    Katelyn MillsMay 13, 2024 at 11:50 am

    The added comments are very creative and add a more engaging touch to the photo.

  • R

    Radhika KulkarniMay 13, 2024 at 11:41 am

    I really liked the first photo. Matching the color of the phone screen and buttons was a cool touch 😀

  • A

    Amy AcostaMay 13, 2024 at 11:33 am

    I love the added comments and likes on the photo, its very creative and the color adds more life.

  • A

    AlyssaApr 23, 2024 at 11:13 am

    This was written so well and was so eye-opening! Amazing article!

  • C

    camila delgadoApr 23, 2024 at 11:09 am

    I love in the second paragraph how you used your rhetorical questions to help the reader understand how deep this topic can actually be and the impacts of it.

  • A

    Anya SinghalApr 22, 2024 at 2:12 pm

    I love how you explained everything and how you really go into the impacts of social media shapes society. This article is sadly very relatable and makes me realize things I do that I would never think were bad before.

  • T

    Tanvi PullabhotlaApr 22, 2024 at 12:03 pm

    The first paragraph’s hook is super well-written, but it is actually a myth that we have an attention span less than that of a goldfish.

  • R

    Rithya BApr 22, 2024 at 11:11 am

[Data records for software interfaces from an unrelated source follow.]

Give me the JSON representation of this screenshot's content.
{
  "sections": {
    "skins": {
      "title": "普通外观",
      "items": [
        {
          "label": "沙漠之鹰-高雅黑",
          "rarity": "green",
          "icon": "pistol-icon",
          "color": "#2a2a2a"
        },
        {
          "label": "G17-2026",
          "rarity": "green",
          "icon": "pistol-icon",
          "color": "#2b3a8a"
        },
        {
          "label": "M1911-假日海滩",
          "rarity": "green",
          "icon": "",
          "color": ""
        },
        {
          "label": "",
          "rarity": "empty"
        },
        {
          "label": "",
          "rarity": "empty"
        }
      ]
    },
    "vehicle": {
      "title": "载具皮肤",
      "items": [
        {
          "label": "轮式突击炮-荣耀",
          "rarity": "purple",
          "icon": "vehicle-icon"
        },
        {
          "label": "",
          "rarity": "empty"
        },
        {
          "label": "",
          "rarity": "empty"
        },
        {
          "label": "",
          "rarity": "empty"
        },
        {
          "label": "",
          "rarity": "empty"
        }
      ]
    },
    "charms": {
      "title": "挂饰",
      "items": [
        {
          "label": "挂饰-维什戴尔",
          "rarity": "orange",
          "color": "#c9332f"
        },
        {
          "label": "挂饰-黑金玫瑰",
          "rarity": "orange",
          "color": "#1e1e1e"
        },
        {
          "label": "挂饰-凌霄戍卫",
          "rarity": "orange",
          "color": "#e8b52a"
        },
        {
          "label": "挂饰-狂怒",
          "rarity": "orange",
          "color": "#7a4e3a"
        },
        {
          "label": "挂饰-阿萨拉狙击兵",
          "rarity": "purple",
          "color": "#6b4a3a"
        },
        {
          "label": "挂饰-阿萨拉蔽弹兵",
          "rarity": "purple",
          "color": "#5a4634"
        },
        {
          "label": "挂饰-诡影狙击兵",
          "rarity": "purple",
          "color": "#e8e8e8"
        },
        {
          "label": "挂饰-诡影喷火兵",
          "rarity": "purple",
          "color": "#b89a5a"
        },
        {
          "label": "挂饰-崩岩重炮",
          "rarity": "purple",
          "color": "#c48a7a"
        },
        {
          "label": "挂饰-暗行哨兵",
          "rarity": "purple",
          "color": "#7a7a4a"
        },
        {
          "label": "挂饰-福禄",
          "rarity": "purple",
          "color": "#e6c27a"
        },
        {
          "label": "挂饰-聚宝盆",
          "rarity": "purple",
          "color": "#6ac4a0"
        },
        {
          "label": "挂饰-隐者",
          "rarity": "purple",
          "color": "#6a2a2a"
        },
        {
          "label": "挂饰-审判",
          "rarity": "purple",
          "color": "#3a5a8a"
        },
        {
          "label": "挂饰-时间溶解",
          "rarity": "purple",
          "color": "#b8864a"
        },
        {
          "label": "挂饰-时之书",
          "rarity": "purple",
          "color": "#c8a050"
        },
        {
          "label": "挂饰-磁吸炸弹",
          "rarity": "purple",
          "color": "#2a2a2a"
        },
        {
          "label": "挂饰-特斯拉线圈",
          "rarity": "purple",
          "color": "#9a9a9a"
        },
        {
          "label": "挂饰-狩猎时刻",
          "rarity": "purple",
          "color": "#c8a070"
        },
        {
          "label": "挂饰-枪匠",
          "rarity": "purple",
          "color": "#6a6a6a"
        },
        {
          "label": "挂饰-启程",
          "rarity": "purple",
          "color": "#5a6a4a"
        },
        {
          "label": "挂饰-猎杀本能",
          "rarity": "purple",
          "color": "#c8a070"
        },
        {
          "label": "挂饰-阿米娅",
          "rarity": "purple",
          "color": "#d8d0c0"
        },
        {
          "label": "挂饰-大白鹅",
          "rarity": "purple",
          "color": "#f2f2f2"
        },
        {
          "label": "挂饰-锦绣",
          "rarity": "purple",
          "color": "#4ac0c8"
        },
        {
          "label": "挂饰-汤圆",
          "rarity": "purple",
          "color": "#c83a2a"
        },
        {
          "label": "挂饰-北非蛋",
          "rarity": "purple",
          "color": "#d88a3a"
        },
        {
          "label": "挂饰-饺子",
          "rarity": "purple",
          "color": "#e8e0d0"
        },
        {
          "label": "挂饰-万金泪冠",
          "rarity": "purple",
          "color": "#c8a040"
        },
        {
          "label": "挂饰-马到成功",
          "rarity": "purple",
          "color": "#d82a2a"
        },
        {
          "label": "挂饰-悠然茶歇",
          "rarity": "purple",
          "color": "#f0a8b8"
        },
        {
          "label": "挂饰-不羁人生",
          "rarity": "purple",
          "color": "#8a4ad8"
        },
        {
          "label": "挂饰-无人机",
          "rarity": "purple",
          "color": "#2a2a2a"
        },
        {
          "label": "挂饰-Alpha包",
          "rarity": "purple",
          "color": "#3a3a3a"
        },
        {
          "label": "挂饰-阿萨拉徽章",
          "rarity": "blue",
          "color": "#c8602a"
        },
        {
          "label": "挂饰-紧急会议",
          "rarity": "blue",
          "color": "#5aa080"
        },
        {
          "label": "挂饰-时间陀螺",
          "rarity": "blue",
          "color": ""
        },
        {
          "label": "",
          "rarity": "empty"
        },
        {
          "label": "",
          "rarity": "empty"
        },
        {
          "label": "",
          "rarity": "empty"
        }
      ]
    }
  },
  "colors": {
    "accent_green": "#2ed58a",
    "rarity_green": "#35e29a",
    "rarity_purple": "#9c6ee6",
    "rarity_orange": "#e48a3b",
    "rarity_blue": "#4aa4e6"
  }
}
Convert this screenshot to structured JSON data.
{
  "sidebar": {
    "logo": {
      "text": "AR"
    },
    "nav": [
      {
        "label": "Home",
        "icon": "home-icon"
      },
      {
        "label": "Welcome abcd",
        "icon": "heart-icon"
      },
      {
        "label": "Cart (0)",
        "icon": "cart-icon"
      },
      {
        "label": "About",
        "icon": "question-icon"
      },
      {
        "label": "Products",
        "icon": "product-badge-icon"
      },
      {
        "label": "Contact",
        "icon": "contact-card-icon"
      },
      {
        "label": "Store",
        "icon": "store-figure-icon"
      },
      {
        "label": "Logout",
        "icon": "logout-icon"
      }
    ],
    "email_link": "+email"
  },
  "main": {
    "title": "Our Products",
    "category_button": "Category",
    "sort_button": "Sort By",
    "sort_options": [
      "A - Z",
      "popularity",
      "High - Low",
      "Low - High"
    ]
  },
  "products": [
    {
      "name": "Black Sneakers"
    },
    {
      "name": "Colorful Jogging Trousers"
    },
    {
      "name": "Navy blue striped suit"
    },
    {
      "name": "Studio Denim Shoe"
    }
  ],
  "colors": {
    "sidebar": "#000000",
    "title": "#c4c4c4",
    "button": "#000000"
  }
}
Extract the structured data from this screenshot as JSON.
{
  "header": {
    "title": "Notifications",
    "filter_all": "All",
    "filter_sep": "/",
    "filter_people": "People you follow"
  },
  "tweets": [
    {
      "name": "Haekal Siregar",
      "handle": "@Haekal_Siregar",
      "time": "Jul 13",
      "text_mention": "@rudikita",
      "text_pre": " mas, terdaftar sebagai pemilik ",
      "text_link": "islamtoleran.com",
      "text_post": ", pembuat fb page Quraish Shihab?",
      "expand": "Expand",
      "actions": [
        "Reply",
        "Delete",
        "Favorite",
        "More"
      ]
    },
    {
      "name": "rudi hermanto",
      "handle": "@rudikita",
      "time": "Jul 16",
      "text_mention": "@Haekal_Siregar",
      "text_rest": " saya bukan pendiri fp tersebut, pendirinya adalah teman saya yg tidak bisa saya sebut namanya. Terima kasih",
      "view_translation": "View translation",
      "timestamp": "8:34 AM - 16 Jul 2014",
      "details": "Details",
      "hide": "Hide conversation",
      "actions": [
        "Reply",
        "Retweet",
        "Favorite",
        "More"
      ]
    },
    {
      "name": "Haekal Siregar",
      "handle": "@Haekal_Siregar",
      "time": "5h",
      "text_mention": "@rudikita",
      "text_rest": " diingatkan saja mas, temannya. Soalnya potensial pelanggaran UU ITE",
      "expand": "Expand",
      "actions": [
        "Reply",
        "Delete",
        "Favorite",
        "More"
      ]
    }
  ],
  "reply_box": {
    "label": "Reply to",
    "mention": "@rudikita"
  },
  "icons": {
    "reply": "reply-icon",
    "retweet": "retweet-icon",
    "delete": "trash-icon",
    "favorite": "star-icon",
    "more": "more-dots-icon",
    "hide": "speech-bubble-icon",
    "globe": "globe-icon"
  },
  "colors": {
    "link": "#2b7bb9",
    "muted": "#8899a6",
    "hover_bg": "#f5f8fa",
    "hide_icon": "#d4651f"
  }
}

    This article is very eye opening to the impacts and how social media is shaping our society.